[WHAT YOU SHOULD DO]: Scan the records for the word "vezes". Report each line where it occurs.

[EXERCISE MATERIALS]:
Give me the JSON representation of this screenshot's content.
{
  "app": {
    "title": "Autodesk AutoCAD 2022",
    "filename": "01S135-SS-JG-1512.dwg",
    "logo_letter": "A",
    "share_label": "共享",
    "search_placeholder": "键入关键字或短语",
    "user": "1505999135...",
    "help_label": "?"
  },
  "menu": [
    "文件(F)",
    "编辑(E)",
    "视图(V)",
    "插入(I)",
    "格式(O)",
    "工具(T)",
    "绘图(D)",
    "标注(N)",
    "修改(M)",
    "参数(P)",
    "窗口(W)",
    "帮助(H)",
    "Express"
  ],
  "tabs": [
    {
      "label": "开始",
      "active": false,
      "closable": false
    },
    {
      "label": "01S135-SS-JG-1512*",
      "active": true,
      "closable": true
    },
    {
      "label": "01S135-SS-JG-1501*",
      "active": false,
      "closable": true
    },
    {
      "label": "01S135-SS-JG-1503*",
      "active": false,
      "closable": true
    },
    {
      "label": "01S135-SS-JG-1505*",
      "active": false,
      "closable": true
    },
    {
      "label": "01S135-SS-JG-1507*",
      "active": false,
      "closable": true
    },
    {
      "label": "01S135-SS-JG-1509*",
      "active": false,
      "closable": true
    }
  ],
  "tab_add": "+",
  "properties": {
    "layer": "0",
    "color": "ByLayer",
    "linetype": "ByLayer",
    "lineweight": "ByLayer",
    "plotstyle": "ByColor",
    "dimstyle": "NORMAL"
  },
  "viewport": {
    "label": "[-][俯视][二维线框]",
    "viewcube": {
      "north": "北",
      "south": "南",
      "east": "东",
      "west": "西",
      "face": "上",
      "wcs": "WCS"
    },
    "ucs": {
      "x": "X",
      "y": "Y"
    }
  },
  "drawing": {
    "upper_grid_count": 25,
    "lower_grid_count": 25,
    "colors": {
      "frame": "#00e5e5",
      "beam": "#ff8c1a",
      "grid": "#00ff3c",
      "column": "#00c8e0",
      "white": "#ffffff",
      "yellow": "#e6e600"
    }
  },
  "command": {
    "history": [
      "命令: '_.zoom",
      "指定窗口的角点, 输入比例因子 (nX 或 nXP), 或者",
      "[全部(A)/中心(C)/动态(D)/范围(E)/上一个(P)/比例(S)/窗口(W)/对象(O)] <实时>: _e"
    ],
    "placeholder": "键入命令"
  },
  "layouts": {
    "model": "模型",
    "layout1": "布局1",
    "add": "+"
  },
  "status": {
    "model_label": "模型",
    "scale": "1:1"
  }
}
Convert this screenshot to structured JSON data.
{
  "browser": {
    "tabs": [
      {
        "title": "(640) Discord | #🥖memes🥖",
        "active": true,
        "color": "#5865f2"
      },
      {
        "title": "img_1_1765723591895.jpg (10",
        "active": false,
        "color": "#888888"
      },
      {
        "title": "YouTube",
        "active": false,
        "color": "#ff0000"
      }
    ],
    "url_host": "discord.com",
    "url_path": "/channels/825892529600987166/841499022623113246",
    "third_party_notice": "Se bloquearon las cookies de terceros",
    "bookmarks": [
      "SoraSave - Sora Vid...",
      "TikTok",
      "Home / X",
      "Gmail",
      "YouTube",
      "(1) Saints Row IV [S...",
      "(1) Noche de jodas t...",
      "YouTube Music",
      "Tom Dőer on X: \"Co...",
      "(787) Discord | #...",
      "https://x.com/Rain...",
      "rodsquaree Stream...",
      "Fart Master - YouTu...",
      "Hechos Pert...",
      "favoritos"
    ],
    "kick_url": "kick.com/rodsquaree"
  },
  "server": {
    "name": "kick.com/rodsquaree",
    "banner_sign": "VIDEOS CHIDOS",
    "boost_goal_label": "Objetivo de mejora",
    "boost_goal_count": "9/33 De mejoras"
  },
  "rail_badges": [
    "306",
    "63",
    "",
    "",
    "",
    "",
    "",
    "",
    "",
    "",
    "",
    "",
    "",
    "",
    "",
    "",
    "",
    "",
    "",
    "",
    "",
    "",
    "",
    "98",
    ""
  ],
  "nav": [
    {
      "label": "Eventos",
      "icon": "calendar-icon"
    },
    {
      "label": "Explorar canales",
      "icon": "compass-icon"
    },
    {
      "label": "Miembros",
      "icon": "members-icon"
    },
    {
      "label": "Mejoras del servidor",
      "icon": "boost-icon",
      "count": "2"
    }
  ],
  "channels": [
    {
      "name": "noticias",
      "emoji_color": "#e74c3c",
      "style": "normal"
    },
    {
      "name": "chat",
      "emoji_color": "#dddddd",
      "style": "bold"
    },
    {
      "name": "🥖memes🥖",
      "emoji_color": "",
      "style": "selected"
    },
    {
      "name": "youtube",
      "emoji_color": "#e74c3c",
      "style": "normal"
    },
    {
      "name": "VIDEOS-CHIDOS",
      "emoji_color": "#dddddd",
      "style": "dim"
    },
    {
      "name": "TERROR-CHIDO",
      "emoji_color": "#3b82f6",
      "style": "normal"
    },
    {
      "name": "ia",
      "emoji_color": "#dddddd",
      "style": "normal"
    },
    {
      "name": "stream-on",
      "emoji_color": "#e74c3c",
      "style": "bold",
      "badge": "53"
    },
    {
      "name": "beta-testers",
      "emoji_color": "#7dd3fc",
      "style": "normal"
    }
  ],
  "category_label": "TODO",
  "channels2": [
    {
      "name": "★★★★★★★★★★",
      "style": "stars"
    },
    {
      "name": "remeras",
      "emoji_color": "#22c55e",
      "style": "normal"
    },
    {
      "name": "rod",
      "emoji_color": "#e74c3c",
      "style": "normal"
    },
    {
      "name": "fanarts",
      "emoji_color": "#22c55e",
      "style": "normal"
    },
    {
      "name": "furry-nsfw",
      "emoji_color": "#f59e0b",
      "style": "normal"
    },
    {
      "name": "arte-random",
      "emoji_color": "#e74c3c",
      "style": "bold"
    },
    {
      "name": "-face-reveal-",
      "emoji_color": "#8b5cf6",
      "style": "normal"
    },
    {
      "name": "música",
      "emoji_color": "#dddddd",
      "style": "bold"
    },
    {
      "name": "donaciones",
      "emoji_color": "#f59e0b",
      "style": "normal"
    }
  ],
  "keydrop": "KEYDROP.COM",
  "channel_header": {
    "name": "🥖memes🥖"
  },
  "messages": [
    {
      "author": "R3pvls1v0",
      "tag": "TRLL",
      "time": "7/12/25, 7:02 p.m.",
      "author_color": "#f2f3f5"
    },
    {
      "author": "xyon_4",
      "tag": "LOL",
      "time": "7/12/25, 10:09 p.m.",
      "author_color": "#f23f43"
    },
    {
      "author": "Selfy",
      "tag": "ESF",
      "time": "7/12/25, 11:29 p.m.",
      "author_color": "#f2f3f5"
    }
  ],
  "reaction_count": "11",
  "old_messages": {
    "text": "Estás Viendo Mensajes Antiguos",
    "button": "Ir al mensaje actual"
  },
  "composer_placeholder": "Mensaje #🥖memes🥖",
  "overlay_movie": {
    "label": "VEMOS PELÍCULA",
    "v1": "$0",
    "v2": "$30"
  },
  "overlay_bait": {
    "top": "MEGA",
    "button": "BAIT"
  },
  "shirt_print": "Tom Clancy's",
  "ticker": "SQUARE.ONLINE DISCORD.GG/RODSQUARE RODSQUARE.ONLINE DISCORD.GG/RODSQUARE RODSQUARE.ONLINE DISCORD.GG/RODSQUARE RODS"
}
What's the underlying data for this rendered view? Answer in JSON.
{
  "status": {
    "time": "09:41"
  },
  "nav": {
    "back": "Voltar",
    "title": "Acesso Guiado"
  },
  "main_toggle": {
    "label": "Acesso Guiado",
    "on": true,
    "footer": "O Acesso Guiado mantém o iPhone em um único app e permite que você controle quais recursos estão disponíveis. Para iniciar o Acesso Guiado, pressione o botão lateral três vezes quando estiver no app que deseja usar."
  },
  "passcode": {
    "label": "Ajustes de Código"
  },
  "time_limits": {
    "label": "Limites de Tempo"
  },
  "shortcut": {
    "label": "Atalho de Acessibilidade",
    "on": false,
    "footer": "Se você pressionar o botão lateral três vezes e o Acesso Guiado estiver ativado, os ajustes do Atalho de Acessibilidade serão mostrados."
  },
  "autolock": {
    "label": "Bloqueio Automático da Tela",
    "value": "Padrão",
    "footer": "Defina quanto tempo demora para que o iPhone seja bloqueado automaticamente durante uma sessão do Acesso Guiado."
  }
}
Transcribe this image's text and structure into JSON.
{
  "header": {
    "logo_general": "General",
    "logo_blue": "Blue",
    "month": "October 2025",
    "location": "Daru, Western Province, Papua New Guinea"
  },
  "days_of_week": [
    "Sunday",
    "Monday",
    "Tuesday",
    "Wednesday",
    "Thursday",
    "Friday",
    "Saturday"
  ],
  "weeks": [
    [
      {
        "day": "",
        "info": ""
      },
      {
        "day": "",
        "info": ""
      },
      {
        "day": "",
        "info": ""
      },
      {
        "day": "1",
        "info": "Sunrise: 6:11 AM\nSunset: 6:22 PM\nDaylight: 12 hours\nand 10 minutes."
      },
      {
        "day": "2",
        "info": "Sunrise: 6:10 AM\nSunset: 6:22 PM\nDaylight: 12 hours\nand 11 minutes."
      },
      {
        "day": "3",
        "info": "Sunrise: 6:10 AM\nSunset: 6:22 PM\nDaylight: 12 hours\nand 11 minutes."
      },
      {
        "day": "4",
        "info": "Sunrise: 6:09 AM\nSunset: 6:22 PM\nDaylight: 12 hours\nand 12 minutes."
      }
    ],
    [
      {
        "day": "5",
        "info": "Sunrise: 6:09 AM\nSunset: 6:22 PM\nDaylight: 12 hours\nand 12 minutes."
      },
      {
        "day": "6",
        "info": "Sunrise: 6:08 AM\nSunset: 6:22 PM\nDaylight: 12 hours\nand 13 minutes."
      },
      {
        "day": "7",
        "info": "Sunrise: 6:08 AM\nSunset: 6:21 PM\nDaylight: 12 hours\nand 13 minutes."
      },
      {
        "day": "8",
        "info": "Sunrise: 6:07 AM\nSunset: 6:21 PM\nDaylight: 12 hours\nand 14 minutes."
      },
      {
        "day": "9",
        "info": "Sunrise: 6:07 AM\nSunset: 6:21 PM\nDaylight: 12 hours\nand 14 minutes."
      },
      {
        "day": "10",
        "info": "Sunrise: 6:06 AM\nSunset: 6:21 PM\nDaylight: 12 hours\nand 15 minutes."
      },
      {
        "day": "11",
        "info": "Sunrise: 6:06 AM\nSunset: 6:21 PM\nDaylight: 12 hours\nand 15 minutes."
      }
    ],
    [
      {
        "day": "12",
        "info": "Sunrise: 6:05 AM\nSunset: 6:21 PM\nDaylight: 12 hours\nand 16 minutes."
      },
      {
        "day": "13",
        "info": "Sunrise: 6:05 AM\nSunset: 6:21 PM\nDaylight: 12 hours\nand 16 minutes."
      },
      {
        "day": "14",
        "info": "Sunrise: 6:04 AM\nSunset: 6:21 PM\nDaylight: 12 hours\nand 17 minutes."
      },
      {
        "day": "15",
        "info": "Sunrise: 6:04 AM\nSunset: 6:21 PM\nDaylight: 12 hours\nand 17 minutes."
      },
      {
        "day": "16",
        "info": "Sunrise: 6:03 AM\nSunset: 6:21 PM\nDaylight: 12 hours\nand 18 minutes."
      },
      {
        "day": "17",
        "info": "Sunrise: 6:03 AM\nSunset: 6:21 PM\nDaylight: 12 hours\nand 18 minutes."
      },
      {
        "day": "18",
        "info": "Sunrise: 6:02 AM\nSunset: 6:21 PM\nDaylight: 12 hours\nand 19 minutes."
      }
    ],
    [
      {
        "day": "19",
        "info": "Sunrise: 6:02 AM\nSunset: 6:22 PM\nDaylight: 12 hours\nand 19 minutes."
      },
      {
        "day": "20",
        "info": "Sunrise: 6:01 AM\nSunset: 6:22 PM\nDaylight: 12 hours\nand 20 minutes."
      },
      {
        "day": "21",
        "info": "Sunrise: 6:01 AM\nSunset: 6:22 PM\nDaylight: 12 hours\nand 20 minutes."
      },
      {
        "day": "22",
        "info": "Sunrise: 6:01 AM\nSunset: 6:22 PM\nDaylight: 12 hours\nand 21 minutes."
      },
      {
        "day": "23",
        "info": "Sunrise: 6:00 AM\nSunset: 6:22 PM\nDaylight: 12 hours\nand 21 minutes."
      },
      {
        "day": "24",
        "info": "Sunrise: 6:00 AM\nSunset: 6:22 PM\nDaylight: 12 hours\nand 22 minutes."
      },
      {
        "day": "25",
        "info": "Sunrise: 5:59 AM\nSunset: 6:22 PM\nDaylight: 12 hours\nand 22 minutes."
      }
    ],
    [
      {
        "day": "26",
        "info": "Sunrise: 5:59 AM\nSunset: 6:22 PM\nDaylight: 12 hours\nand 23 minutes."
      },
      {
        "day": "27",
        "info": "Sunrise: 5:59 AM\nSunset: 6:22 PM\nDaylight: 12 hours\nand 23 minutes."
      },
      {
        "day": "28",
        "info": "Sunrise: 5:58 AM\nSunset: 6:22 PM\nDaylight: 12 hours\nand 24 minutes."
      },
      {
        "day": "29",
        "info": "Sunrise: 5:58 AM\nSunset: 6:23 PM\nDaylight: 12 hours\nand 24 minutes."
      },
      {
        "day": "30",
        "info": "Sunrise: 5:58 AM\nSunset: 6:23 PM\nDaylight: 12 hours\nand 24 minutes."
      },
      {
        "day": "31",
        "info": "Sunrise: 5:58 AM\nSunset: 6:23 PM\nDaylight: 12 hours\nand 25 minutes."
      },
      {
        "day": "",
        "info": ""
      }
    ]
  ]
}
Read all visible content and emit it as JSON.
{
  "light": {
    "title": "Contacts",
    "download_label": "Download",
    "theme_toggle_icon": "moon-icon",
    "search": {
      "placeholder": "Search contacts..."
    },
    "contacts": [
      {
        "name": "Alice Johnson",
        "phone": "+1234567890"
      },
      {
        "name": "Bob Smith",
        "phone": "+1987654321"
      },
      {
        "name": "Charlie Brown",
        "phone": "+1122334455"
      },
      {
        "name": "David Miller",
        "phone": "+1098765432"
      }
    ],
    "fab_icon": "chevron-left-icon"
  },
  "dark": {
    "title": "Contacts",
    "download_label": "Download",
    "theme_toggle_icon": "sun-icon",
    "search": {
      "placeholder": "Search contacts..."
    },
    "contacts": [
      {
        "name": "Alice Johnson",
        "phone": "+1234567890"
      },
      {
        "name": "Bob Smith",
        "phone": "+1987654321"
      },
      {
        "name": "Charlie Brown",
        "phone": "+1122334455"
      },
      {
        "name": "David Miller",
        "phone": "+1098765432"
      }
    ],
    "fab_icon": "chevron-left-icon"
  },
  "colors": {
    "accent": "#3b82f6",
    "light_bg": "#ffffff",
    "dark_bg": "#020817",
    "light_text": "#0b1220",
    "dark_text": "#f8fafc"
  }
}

[OUTPUT OF THE EXERCISE]:
    "footer": "O Acesso Guiado mantém o iPhone em um único app e permite que você controle quais recursos estão disponíveis. Para iniciar o Acesso Guiado, pressione o botão lateral três vezes quando estiver no app que deseja usar."
    "footer": "Se você pressionar o botão lateral três vezes e o Acesso Guiado estiver ativado, os ajustes do Atalho de Acessibilidade serão mostrados."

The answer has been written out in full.